In 2013, a group of Rochester and NASA scientists proposed the NEOCam, or “Near-Earth Object Camera,” based on an infrared detector developed here in Rochester. This year, NASA announced extended funding for the program.
Mercury appears as a tiny black dot visible below the weathervane on top of Rush Rhees Library as it glides in front of the sun. Mercury, the smallest planet in the solar system, passes between the Earth and the sun only 13 times in a century, and took seven and a half hours to traverse the sun today. (University photo / J. Adam Fenster)

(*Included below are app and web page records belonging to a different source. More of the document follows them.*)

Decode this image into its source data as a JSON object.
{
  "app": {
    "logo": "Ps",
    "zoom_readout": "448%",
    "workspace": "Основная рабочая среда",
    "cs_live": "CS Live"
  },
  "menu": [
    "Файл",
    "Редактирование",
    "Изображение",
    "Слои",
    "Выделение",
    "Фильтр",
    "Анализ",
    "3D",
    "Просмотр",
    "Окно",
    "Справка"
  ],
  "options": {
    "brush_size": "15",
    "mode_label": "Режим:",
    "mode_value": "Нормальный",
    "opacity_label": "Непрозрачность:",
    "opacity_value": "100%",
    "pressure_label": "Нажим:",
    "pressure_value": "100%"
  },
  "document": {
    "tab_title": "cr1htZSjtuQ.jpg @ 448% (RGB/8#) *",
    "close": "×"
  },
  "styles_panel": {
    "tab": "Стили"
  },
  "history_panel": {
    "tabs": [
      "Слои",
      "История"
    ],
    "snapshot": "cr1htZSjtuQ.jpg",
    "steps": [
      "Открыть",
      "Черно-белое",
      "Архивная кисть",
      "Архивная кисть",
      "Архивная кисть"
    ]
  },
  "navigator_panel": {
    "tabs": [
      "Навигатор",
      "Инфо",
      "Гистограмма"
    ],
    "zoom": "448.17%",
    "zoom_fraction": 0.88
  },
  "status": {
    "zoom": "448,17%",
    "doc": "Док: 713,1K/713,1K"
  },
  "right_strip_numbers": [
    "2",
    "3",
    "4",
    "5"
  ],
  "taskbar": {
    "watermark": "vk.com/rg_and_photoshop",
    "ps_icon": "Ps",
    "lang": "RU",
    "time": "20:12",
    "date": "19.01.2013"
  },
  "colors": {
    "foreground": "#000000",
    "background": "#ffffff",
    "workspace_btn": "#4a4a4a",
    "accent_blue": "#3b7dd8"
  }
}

Kerry O’Banion, professor of neurobiology and anatomy, has been awarded $1.8 million from NASA to study whether extended deep space travel places astronauts at risk for neurodegenerative diseases like Alzheimer’s.
Twenty-five years ago today, the Hubble Space Telescope was launched. The images it has been sending back to Earth for all these years have become iconic, and yet it came very close to being a billion dollar failure. One of the heroes who rescued Hubble from ruin and made it a great science success story is Rochester optics professor Duncan Moore.
Streaming jets of high-speed matter produce some of the most stunning objects seen in space. an experiment by French and American researchers using extremely high-powered lasers offers experimental verification of one proposed mechanism for creating them.